I was slightly surprised that when Strava updated on my phone, an option for “App Connect” appeared on the Gear Fit with the only option being to enable Strava. On top of the option to have notifications from Strava on the watch.

I couldn’t quite work out what it did/would do so I contacted Strava support who took a little while to work out that basically it would display summary data from Strava while riding.

I usually track with my Garmin Edge 705, as I like the navigation, display options and the battery life on really long rides. But I thought I’d give the Strava app a go to test the fit tonight on a shorter evening ride.

First problem was that Strava crashed every time I started recording. I eventually un-installed and re-installed Strava and it ran.

Update: this was a bug with Strava 4.0.1, when I re-installed I got 4.0.2 which fixed the bug. Nothing to do with the fit.

Then on my wrist, time elapsed and distance were displayed, along with a “chequered flag” which I presumed stopped the work out. I pressed the button on the fit to go adjust the brightness. After that I couldn’t get the Strava app to display again on the fit.

So I stopped recording and started again, the fit screen went all garbled, it lost connection to the phone and rebooted. I tried again a few times. No luck.

So I rebooted the phone and the fit and tried again.

This time I got the display back, and didn’t turn it off!

This displays nicely the elapsed time and the distance:

Strava Summary on the gear fit
Strava Summary on the gear fit

I thought wouldn’t it be nice to see segment information, so tried swiping the screen, and there we had it, the last segment I had ridden with my time for the segment:

Strava Segment on the Gear Fit
Strava Segment on the Gear Fit

Great!
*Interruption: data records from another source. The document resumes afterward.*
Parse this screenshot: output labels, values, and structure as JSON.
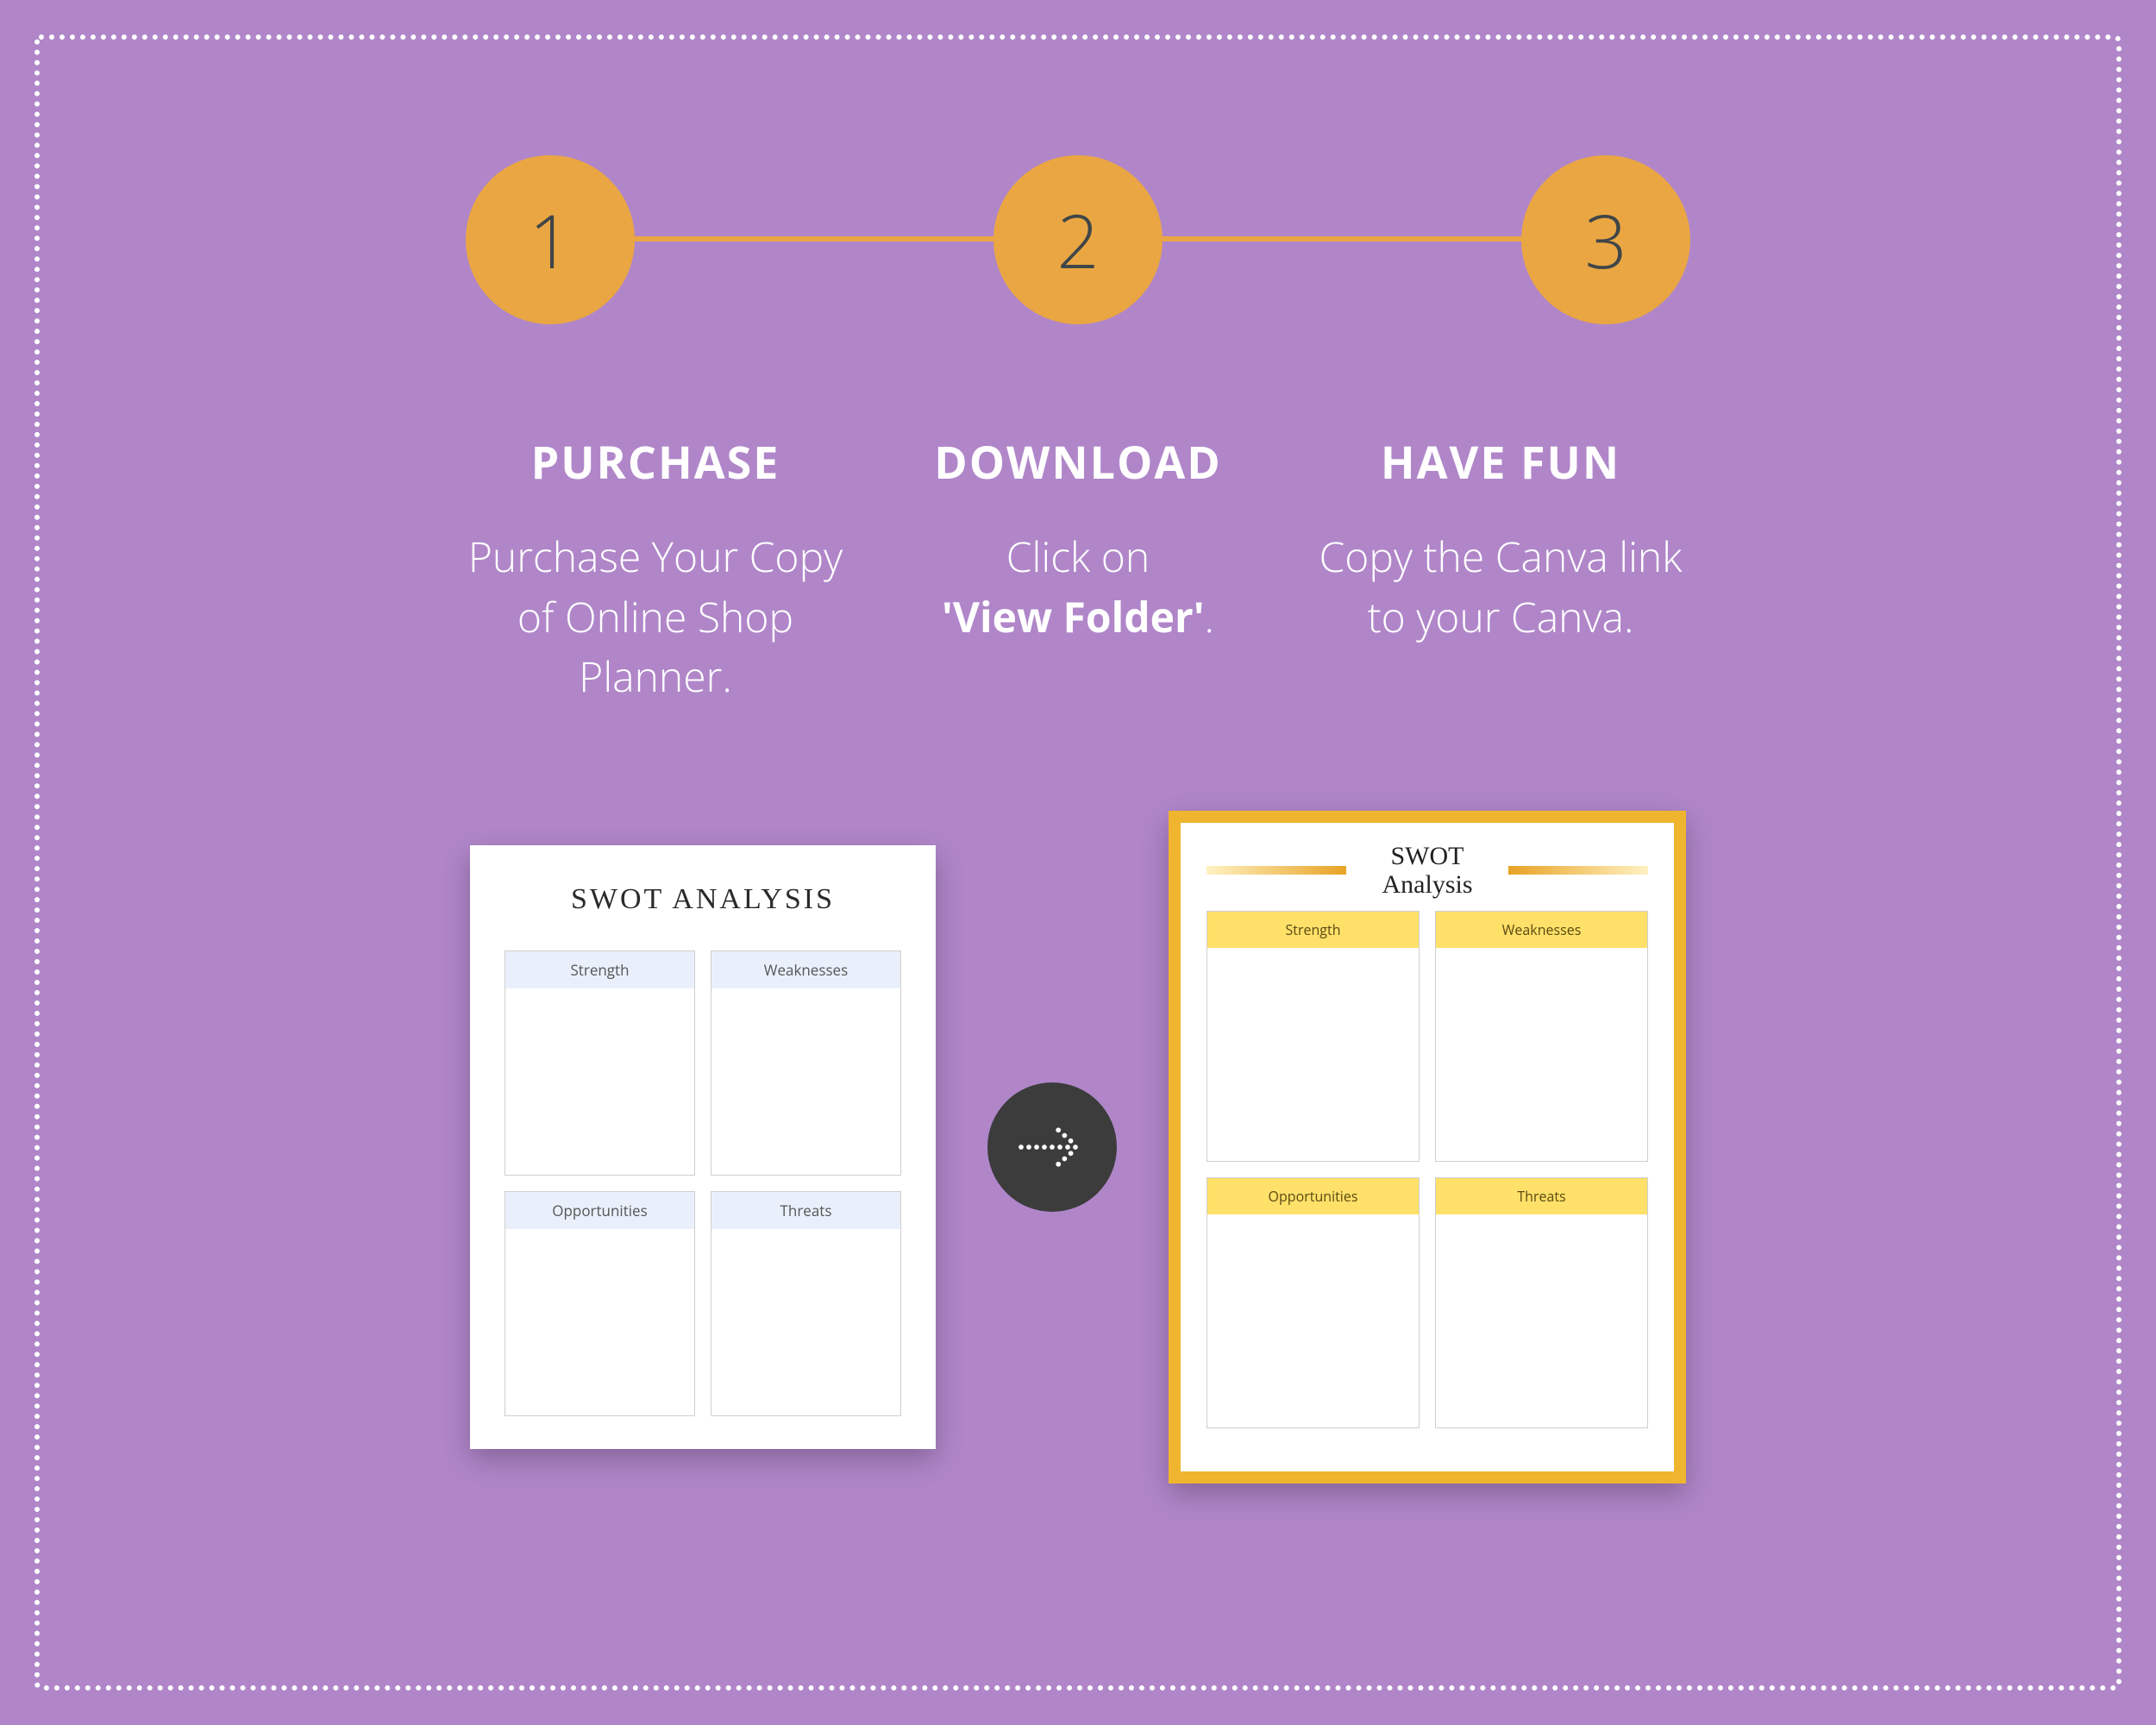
{
  "steps": [
    {
      "number": "1",
      "title": "PURCHASE",
      "desc": "Purchase Your Copy of Online Shop Planner."
    },
    {
      "number": "2",
      "title": "DOWNLOAD",
      "desc_prefix": "Click  on ",
      "desc_bold": "'View Folder'",
      "desc_suffix": "."
    },
    {
      "number": "3",
      "title": "HAVE FUN",
      "desc": "Copy the Canva link to your Canva."
    }
  ],
  "preview_left": {
    "title": "SWOT ANALYSIS",
    "quadrants": [
      "Strength",
      "Weaknesses",
      "Opportunities",
      "Threats"
    ]
  },
  "preview_right": {
    "title_line1": "SWOT",
    "title_line2": "Analysis",
    "quadrants": [
      "Strength",
      "Weaknesses",
      "Opportunities",
      "Threats"
    ]
  },
  "colors": {
    "background": "#b086c9",
    "accent": "#eaa642",
    "yellow": "#ffe069",
    "dark": "#3c3c3c"
  }
}
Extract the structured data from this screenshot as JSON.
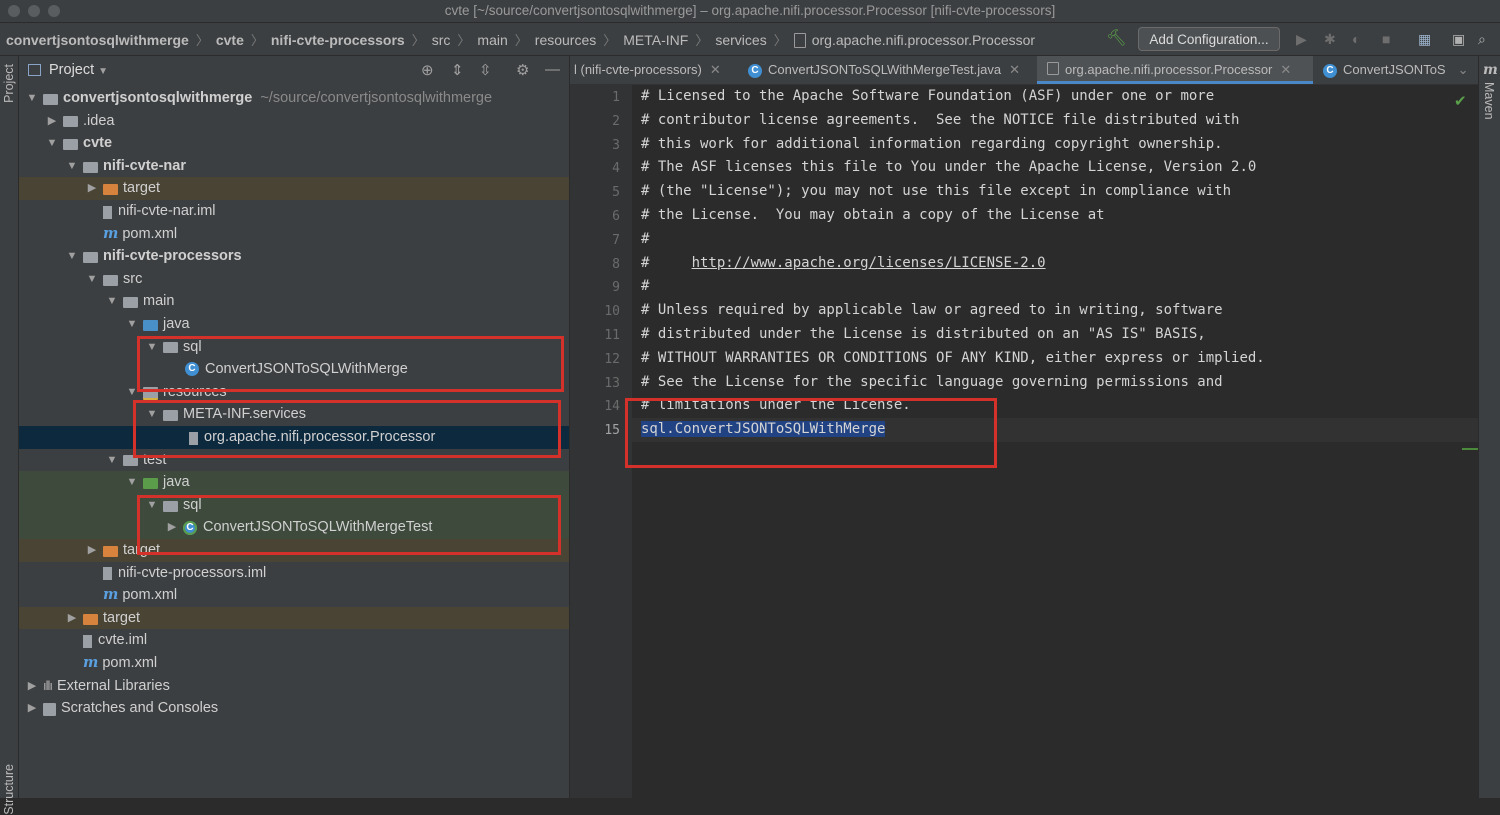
{
  "window": {
    "title": "cvte [~/source/convertjsontosqlwithmerge] – org.apache.nifi.processor.Processor [nifi-cvte-processors]"
  },
  "breadcrumb": [
    "convertjsontosqlwithmerge",
    "cvte",
    "nifi-cvte-processors",
    "src",
    "main",
    "resources",
    "META-INF",
    "services",
    "org.apache.nifi.processor.Processor"
  ],
  "toolbar": {
    "add_configuration": "Add Configuration..."
  },
  "tool_windows": {
    "left_top": "Project",
    "left_bottom": "Structure",
    "right": "Maven"
  },
  "project_panel": {
    "title": "Project",
    "tree": [
      {
        "label": "convertjsontosqlwithmerge",
        "suffix": "~/source/convertjsontosqlwithmerge",
        "icon": "module-folder-icon",
        "chev": "down"
      },
      {
        "label": ".idea",
        "icon": "folder-icon",
        "chev": "right"
      },
      {
        "label": "cvte",
        "icon": "module-folder-icon",
        "chev": "down"
      },
      {
        "label": "nifi-cvte-nar",
        "icon": "module-folder-icon",
        "chev": "down"
      },
      {
        "label": "target",
        "icon": "excluded-folder-icon",
        "chev": "right"
      },
      {
        "label": "nifi-cvte-nar.iml",
        "icon": "iml-file-icon",
        "chev": ""
      },
      {
        "label": "pom.xml",
        "icon": "maven-icon",
        "chev": ""
      },
      {
        "label": "nifi-cvte-processors",
        "icon": "module-folder-icon",
        "chev": "down"
      },
      {
        "label": "src",
        "icon": "folder-icon",
        "chev": "down"
      },
      {
        "label": "main",
        "icon": "folder-icon",
        "chev": "down"
      },
      {
        "label": "java",
        "icon": "source-folder-icon",
        "chev": "down"
      },
      {
        "label": "sql",
        "icon": "package-icon",
        "chev": "down"
      },
      {
        "label": "ConvertJSONToSQLWithMerge",
        "icon": "class-icon",
        "chev": ""
      },
      {
        "label": "resources",
        "icon": "resources-folder-icon",
        "chev": "down"
      },
      {
        "label": "META-INF.services",
        "icon": "folder-icon",
        "chev": "down"
      },
      {
        "label": "org.apache.nifi.processor.Processor",
        "icon": "text-file-icon",
        "chev": ""
      },
      {
        "label": "test",
        "icon": "folder-icon",
        "chev": "down"
      },
      {
        "label": "java",
        "icon": "test-folder-icon",
        "chev": "down"
      },
      {
        "label": "sql",
        "icon": "package-icon",
        "chev": "down"
      },
      {
        "label": "ConvertJSONToSQLWithMergeTest",
        "icon": "test-class-icon",
        "chev": "right"
      },
      {
        "label": "target",
        "icon": "excluded-folder-icon",
        "chev": "right"
      },
      {
        "label": "nifi-cvte-processors.iml",
        "icon": "iml-file-icon",
        "chev": ""
      },
      {
        "label": "pom.xml",
        "icon": "maven-icon",
        "chev": ""
      },
      {
        "label": "target",
        "icon": "excluded-folder-icon",
        "chev": "right"
      },
      {
        "label": "cvte.iml",
        "icon": "iml-file-icon",
        "chev": ""
      },
      {
        "label": "pom.xml",
        "icon": "maven-icon",
        "chev": ""
      },
      {
        "label": "External Libraries",
        "icon": "libraries-icon",
        "chev": "right"
      },
      {
        "label": "Scratches and Consoles",
        "icon": "scratches-icon",
        "chev": "right"
      }
    ]
  },
  "editor": {
    "tabs": [
      {
        "label": "l (nifi-cvte-processors)",
        "active": false
      },
      {
        "label": "ConvertJSONToSQLWithMergeTest.java",
        "active": false
      },
      {
        "label": "org.apache.nifi.processor.Processor",
        "active": true
      },
      {
        "label": "ConvertJSONToS",
        "active": false
      }
    ],
    "lines": [
      "# Licensed to the Apache Software Foundation (ASF) under one or more",
      "# contributor license agreements.  See the NOTICE file distributed with",
      "# this work for additional information regarding copyright ownership.",
      "# The ASF licenses this file to You under the Apache License, Version 2.0",
      "# (the \"License\"); you may not use this file except in compliance with",
      "# the License.  You may obtain a copy of the License at",
      "#",
      "#     http://www.apache.org/licenses/LICENSE-2.0",
      "#",
      "# Unless required by applicable law or agreed to in writing, software",
      "# distributed under the License is distributed on an \"AS IS\" BASIS,",
      "# WITHOUT WARRANTIES OR CONDITIONS OF ANY KIND, either express or implied.",
      "# See the License for the specific language governing permissions and",
      "# limitations under the License.",
      "sql.ConvertJSONToSQLWithMerge"
    ],
    "line_numbers": [
      "1",
      "2",
      "3",
      "4",
      "5",
      "6",
      "7",
      "8",
      "9",
      "10",
      "11",
      "12",
      "13",
      "14",
      "15"
    ],
    "url_prefix": "#     ",
    "url": "http://www.apache.org/licenses/LICENSE-2.0"
  },
  "colors": {
    "annotation_red": "#d4312a",
    "selection_blue": "#214283",
    "selected_row": "#0d293e"
  }
}
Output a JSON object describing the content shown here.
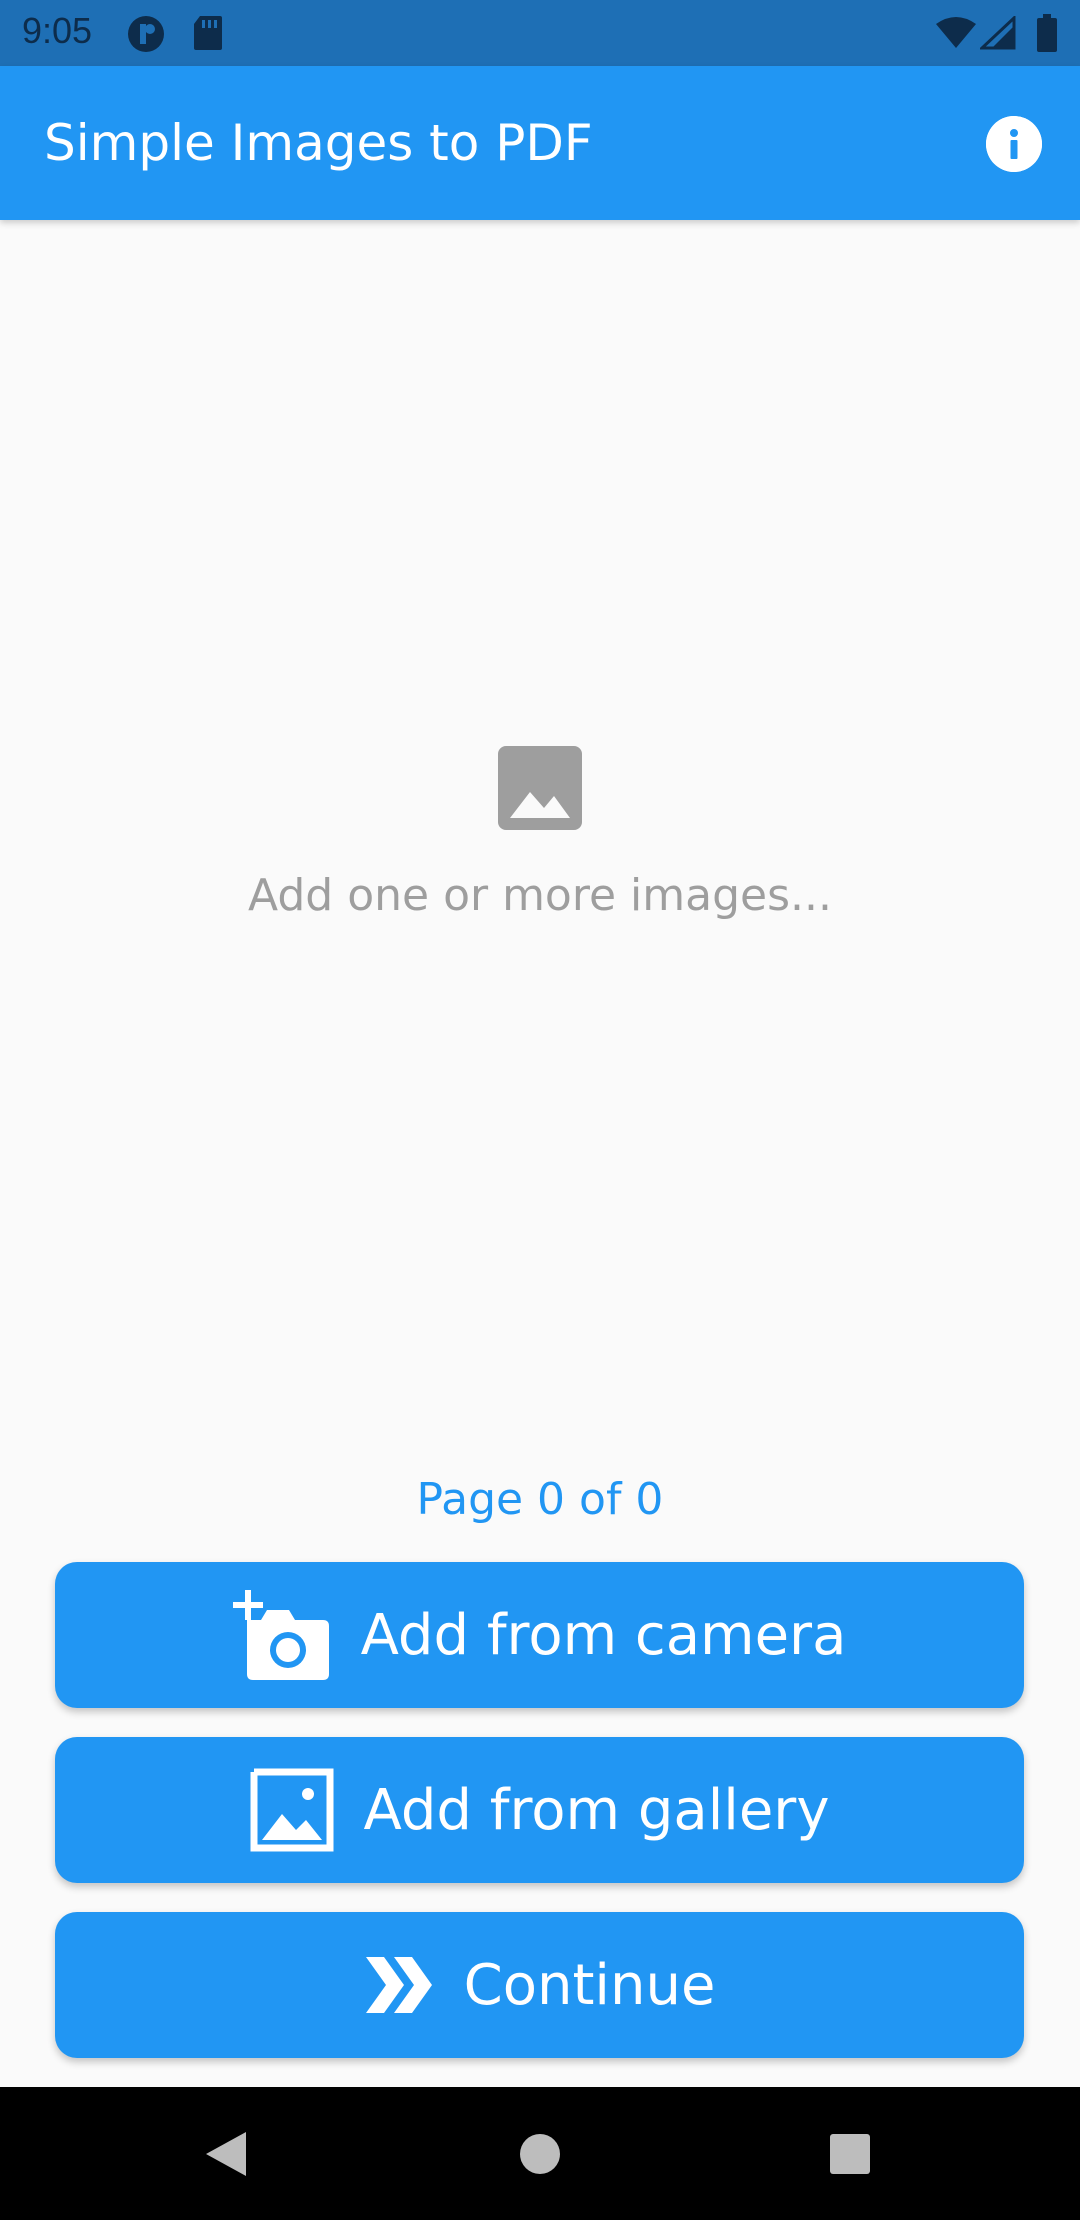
{
  "status_bar": {
    "time": "9:05",
    "icons": [
      "notification-icon",
      "sd-card-icon",
      "wifi-icon",
      "signal-icon",
      "battery-icon"
    ]
  },
  "app_bar": {
    "title": "Simple Images to PDF",
    "info_icon": "info-icon"
  },
  "empty_state": {
    "icon": "image-icon",
    "message": "Add one or more images..."
  },
  "page_indicator": "Page 0 of 0",
  "buttons": {
    "camera": {
      "label": "Add from camera",
      "icon": "add-camera-icon"
    },
    "gallery": {
      "label": "Add from gallery",
      "icon": "gallery-icon"
    },
    "continue": {
      "label": "Continue",
      "icon": "double-chevron-right-icon"
    }
  },
  "nav_bar": {
    "back_icon": "back-icon",
    "home_icon": "home-icon",
    "recents_icon": "recents-icon"
  },
  "colors": {
    "primary": "#2196f3",
    "status_bar": "#1e6fb5",
    "background": "#fafafa",
    "muted_text": "#9e9e9e"
  }
}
Perfect for short evening segment hunting rides, I can see my progress through the latest segment, and I can see the PR maybe?

Only I can’t. After I got to the top of Give it Some to the Pub, it came up. Short segment. I then kept an eye on it as I dropped down through Killamarsh.

As I was trying to draft a big car through the village on the Killamarsh Tramstop Dash and then smash myself up Halfway Up, it was still telling me I was 100% through Give it Some to the Pub in 20s.

Which is a bit disappointing.

Still, it’s new, and can only get better!

And having a button instantly there on my wrist to stop the Strava app is neat, any time I do use the Strava app over my Garmin. Which given the instant segment information and the Gear Fit information (as it gets better) I am very likely to do for shorter rides.

I’ll pass the info on to Strava, and hopefully it’ll be made more stable soon.